_EXERCISE REQUIREMENTS_.
Retype all the records with nothing changed.

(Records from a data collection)

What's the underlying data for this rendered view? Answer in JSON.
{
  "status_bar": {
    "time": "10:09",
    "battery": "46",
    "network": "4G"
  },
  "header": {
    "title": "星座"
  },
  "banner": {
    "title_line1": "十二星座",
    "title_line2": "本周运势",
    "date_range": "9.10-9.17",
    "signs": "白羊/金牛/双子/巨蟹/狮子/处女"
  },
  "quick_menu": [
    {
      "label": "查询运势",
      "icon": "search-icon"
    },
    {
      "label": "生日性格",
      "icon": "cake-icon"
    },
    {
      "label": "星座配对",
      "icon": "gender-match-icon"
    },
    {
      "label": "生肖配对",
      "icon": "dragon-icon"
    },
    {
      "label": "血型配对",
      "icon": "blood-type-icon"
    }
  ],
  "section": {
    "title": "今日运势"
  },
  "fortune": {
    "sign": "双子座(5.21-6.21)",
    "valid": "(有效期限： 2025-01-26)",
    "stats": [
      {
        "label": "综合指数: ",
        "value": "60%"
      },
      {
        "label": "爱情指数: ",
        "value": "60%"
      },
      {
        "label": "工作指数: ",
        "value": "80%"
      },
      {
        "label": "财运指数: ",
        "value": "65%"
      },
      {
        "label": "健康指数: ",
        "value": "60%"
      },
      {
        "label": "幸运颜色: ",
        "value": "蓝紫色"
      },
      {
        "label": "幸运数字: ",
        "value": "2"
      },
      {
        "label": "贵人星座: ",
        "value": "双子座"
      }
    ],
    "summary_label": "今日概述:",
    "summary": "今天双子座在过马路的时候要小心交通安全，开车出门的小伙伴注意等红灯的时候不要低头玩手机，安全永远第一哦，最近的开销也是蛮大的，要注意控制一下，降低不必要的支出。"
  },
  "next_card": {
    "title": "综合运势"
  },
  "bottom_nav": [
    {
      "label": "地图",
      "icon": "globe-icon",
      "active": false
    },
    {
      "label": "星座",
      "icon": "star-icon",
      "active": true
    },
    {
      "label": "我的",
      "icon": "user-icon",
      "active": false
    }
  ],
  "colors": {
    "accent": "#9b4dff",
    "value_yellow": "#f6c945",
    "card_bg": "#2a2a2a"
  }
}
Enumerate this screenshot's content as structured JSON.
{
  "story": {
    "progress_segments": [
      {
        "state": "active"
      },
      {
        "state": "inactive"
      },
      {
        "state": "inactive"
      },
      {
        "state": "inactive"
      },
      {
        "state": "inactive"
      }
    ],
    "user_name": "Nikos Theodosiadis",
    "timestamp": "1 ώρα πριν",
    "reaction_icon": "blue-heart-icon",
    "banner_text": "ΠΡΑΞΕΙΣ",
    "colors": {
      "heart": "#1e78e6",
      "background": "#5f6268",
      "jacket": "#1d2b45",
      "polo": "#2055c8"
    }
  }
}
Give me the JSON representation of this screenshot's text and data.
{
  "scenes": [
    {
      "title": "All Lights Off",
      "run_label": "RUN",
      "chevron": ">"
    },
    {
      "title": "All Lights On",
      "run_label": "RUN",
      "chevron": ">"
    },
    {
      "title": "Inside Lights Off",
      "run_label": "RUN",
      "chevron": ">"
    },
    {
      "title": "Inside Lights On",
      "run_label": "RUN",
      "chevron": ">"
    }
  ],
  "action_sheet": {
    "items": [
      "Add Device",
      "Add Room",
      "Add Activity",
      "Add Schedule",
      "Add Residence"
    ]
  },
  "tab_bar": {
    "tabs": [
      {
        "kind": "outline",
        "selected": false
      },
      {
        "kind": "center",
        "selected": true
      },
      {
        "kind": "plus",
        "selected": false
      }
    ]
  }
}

_SOLUTION FOR THIS TASK_.
What's the underlying data for this rendered view? Answer in JSON.
{
  "status_bar": {
    "time": "10:09",
    "battery": "46",
    "network": "4G"
  },
  "header": {
    "title": "星座"
  },
  "banner": {
    "title_line1": "十二星座",
    "title_line2": "本周运势",
    "date_range": "9.10-9.17",
    "signs": "白羊/金牛/双子/巨蟹/狮子/处女"
  },
  "quick_menu": [
    {
      "label": "查询运势",
      "icon": "search-icon"
    },
    {
      "label": "生日性格",
      "icon": "cake-icon"
    },
    {
      "label": "星座配对",
      "icon": "gender-match-icon"
    },
    {
      "label": "生肖配对",
      "icon": "dragon-icon"
    },
    {
      "label": "血型配对",
      "icon": "blood-type-icon"
    }
  ],
  "section": {
    "title": "今日运势"
  },
  "fortune": {
    "sign": "双子座(5.21-6.21)",
    "valid": "(有效期限： 2025-01-26)",
    "stats": [
      {
        "label": "综合指数: ",
        "value": "60%"
      },
      {
        "label": "爱情指数: ",
        "value": "60%"
      },
      {
        "label": "工作指数: ",
        "value": "80%"
      },
      {
        "label": "财运指数: ",
        "value": "65%"
      },
      {
        "label": "健康指数: ",
        "value": "60%"
      },
      {
        "label": "幸运颜色: ",
        "value": "蓝紫色"
      },
      {
        "label": "幸运数字: ",
        "value": "2"
      },
      {
        "label": "贵人星座: ",
        "value": "双子座"
      }
    ],
    "summary_label": "今日概述:",
    "summary": "今天双子座在过马路的时候要小心交通安全，开车出门的小伙伴注意等红灯的时候不要低头玩手机，安全永远第一哦，最近的开销也是蛮大的，要注意控制一下，降低不必要的支出。"
  },
  "next_card": {
    "title": "综合运势"
  },
  "bottom_nav": [
    {
      "label": "地图",
      "icon": "globe-icon",
      "active": false
    },
    {
      "label": "星座",
      "icon": "star-icon",
      "active": true
    },
    {
      "label": "我的",
      "icon": "user-icon",
      "active": false
    }
  ],
  "colors": {
    "accent": "#9b4dff",
    "value_yellow": "#f6c945",
    "card_bg": "#2a2a2a"
  }
}
Enumerate this screenshot's content as structured JSON.
{
  "story": {
    "progress_segments": [
      {
        "state": "active"
      },
      {
        "state": "inactive"
      },
      {
        "state": "inactive"
      },
      {
        "state": "inactive"
      },
      {
        "state": "inactive"
      }
    ],
    "user_name": "Nikos Theodosiadis",
    "timestamp": "1 ώρα πριν",
    "reaction_icon": "blue-heart-icon",
    "banner_text": "ΠΡΑΞΕΙΣ",
    "colors": {
      "heart": "#1e78e6",
      "background": "#5f6268",
      "jacket": "#1d2b45",
      "polo": "#2055c8"
    }
  }
}
Give me the JSON representation of this screenshot's text and data.
{
  "scenes": [
    {
      "title": "All Lights Off",
      "run_label": "RUN",
      "chevron": ">"
    },
    {
      "title": "All Lights On",
      "run_label": "RUN",
      "chevron": ">"
    },
    {
      "title": "Inside Lights Off",
      "run_label": "RUN",
      "chevron": ">"
    },
    {
      "title": "Inside Lights On",
      "run_label": "RUN",
      "chevron": ">"
    }
  ],
  "action_sheet": {
    "items": [
      "Add Device",
      "Add Room",
      "Add Activity",
      "Add Schedule",
      "Add Residence"
    ]
  },
  "tab_bar": {
    "tabs": [
      {
        "kind": "outline",
        "selected": false
      },
      {
        "kind": "center",
        "selected": true
      },
      {
        "kind": "plus",
        "selected": false
      }
    ]
  }
}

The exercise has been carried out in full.